Adding to this gentle story of relationship dynamics are wonderful performances by Steven Yeun and Yeri Han, playing partners and parents who have conflicting hopes for their family. Jacob and Monica work in a factory as chicken sexers, which sees them separate male chicks from female chicks. Jacob in particular is known for being fast; he made a lot of money in California before moving his family to a house on wheels in Arkansas, a decision that understandably left Monica with a lot of hesitations. “We’re not staying long,” she tells her children when the family first sets eyes on their new home. The longer they adapt to their surroundings, the more cracks appear in Monica and Jacob’s marriage. They have their own dreams for the future of this family, particularly when it comes to doing what’s best for David and giving him an environment good for his heart. It’s moving to watch their arguments, especially from the children’s point of view.

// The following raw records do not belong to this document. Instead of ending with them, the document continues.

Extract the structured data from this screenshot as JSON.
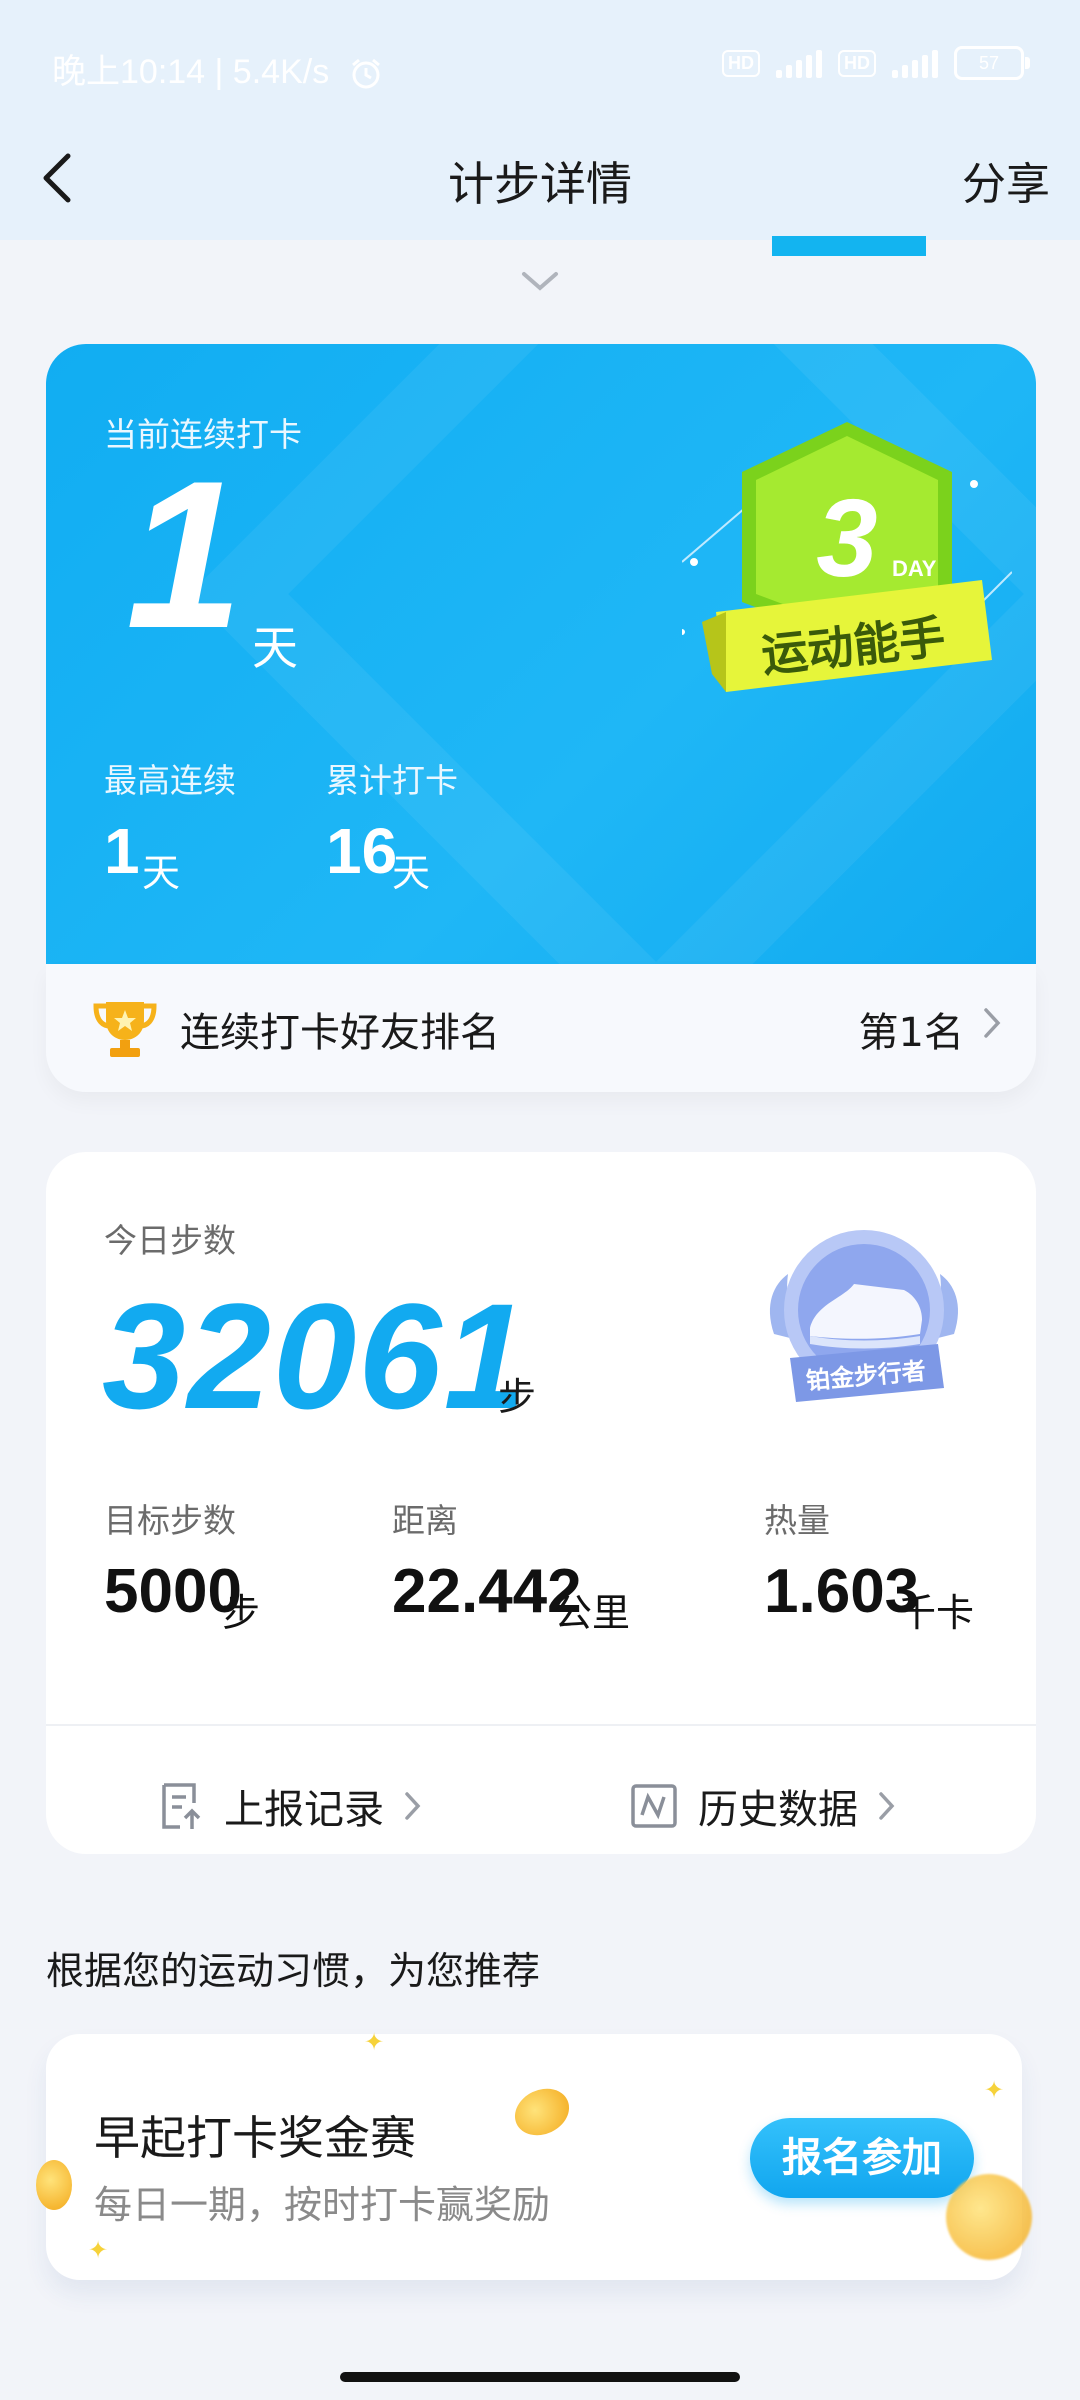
{
  "status_bar": {
    "time_speed": "晚上10:14 | 5.4K/s",
    "battery": "57"
  },
  "nav": {
    "title": "计步详情",
    "share": "分享"
  },
  "streak": {
    "label": "当前连续打卡",
    "current": "1",
    "unit": "天",
    "badge_title": "运动能手",
    "badge_days": "3",
    "badge_day_label": "DAY",
    "best_label": "最高连续",
    "best_value": "1",
    "best_unit": "天",
    "total_label": "累计打卡",
    "total_value": "16",
    "total_unit": "天"
  },
  "rank": {
    "label": "连续打卡好友排名",
    "position": "第1名"
  },
  "steps": {
    "label": "今日步数",
    "value": "32061",
    "unit": "步",
    "badge_text": "铂金步行者",
    "goal_label": "目标步数",
    "goal_value": "5000",
    "goal_unit": "步",
    "distance_label": "距离",
    "distance_value": "22.442",
    "distance_unit": "公里",
    "calorie_label": "热量",
    "calorie_value": "1.603",
    "calorie_unit": "千卡",
    "report_link": "上报记录",
    "history_link": "历史数据"
  },
  "recommend": {
    "title": "根据您的运动习惯，为您推荐",
    "card_title": "早起打卡奖金赛",
    "card_subtitle": "每日一期，按时打卡赢奖励",
    "button": "报名参加"
  },
  "colors": {
    "accent": "#12aaf0",
    "card_blue": "#1fb7f6",
    "badge_green": "#8be024"
  }
}
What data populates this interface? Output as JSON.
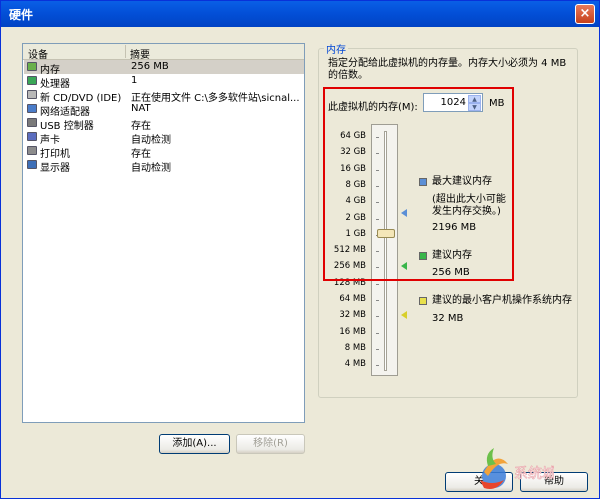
{
  "window": {
    "title": "硬件",
    "close": "×"
  },
  "device_list": {
    "headers": [
      "设备",
      "摘要"
    ],
    "rows": [
      {
        "device": "内存",
        "summary": "256 MB",
        "icon": "memory-icon",
        "color": "#6ab04c"
      },
      {
        "device": "处理器",
        "summary": "1",
        "icon": "cpu-icon",
        "color": "#3aa757"
      },
      {
        "device": "新 CD/DVD (IDE)",
        "summary": "正在使用文件 C:\\多多软件站\\sicnal...",
        "icon": "cd-icon",
        "color": "#b8b8b8"
      },
      {
        "device": "网络适配器",
        "summary": "NAT",
        "icon": "network-icon",
        "color": "#4a7cc9"
      },
      {
        "device": "USB 控制器",
        "summary": "存在",
        "icon": "usb-icon",
        "color": "#7a7a7a"
      },
      {
        "device": "声卡",
        "summary": "自动检测",
        "icon": "speaker-icon",
        "color": "#5b6dbf"
      },
      {
        "device": "打印机",
        "summary": "存在",
        "icon": "printer-icon",
        "color": "#8c8c8c"
      },
      {
        "device": "显示器",
        "summary": "自动检测",
        "icon": "monitor-icon",
        "color": "#3d6fb8"
      }
    ]
  },
  "buttons": {
    "add": "添加(A)...",
    "remove": "移除(R)",
    "ok": "关",
    "help": "帮助"
  },
  "memory": {
    "group_title": "内存",
    "description": "指定分配给此虚拟机的内存量。内存大小必须为 4 MB 的倍数。",
    "spin_label": "此虚拟机的内存(M):",
    "value": "1024",
    "unit": "MB",
    "scale": [
      "64 GB",
      "32 GB",
      "16 GB",
      "8 GB",
      "4 GB",
      "2 GB",
      "1 GB",
      "512 MB",
      "256 MB",
      "128 MB",
      "64 MB",
      "32 MB",
      "16 MB",
      "8 MB",
      "4 MB"
    ],
    "legend": {
      "max_title": "最大建议内存",
      "max_note1": "(超出此大小可能",
      "max_note2": "发生内存交换。)",
      "max_value": "2196 MB",
      "rec_title": "建议内存",
      "rec_value": "256 MB",
      "min_title": "建议的最小客户机操作系统内存",
      "min_value": "32 MB"
    },
    "colors": {
      "max": "#5b8fd6",
      "rec": "#39b54a",
      "min": "#e8e04c"
    }
  },
  "watermark": {
    "text": "系统城"
  }
}
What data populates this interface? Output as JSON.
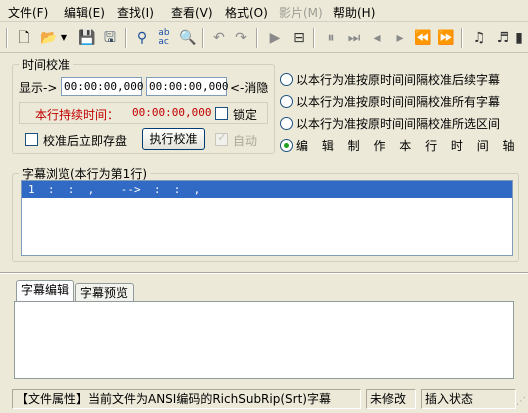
{
  "menu": [
    "文件(F)",
    "编辑(E)",
    "查找(I)",
    "查看(V)",
    "格式(O)",
    "影片(M)",
    "帮助(H)"
  ],
  "toolbar_icons": [
    "new-file-icon",
    "open-folder-icon",
    "dropdown-arrow-icon",
    "save-icon",
    "save-as-icon",
    "find-icon",
    "replace-icon",
    "preview-icon",
    "undo-icon",
    "redo-icon",
    "play-icon",
    "video-window-icon",
    "pause-icon",
    "step-forward-icon",
    "previous-icon",
    "next-icon",
    "rewind-icon",
    "fast-forward-icon",
    "sync-icon-1",
    "sync-icon-2",
    "more-icon"
  ],
  "timing": {
    "legend": "时间校准",
    "display_label": "显示->",
    "display_value": "00:00:00,000",
    "second_value": "00:00:00,000",
    "cancel_label": "<-消隐",
    "duration_label": "本行持续时间：",
    "duration_value": "00:00:00,000",
    "lock_label": "锁定",
    "save_after_label": "校准后立即存盘",
    "execute_label": "执行校准",
    "auto_label": "自动"
  },
  "options": [
    "以本行为准按原时间间隔校准后续字幕",
    "以本行为准按原时间间隔校准所有字幕",
    "以本行为准按原时间间隔校准所选区间",
    "编 辑 制 作 本 行 时 间 轴"
  ],
  "browser": {
    "legend": "字幕浏览(本行为第1行)",
    "row_number": "1",
    "row_text": "  :  :  ,    -->  :  :  ,"
  },
  "tabs": [
    "字幕编辑",
    "字幕预览"
  ],
  "status": {
    "file_info": "【文件属性】当前文件为ANSI编码的RichSubRip(Srt)字幕",
    "modified": "未修改",
    "mode": "插入状态"
  },
  "colors": {
    "window_bg": "#ece9d8",
    "duration_text": "#c00000",
    "selection": "#316ac5",
    "radio_dot": "#21a121"
  }
}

Chung does a wonderful job of showing how one aspect of the family affects everyone; he holds up a mirror to family members as well, as they look to themselves for answers. “All we did was fight…is that why [David’s] sick?” Monica asks Jacob. Yeri Han beautifully portrays her character’s uncertainty, hopefulness, and thwarted inner dreams of her own. She also shares perfect chemistry with Steven Yeun, who gives a vividly lived-in performance as Jacob. Yeun brings to life his character’s contemplative nature and incredibly strong will in such a hypnotizing way. Jacob wants the absolute best for his family, and at the same time, is determined to carry the weight of this responsibility entirely on his shoulders. It’s something he feels he has to do, and this firm will trickles down to his family.
Beyond the outstanding ensemble, direction, and writing are beautiful technical marvels complimenting the film. Emile Mosseri, who composed the impeccable score for The Last Black Man in San Francisco, adds another jewel to his career with a dreamy score for Minari that echoes the tenderhearted quality of this story. Harry Yoon’s editing moves the film along at an incredibly tranquil and dreamy pace. Lachlan Milne’s cinematography captures such a specific setting and gives gorgeous weight to the simplest of moments. There are so many scenes that appear simple on the surface while, underneath, carry meaning for the characters and add layers to their identities.
Minari is a deeply resonating American story that portrays the hopes and dreams of a family at its core. Jacob works tirelessly to build his family a thriving future among American culture (which we see welcoming and non-welcoming sides of in the film). Throughout the story, Jacob feels a mounting responsibility to be a provider, and in many ways the farm becomes tied to his measure of personal success. Working outdoors makes him feel alive, a sentiment he shares with his children especially. Underneath this work is a desire for new familial beginnings where his children see him succeed and where everyone can thrive.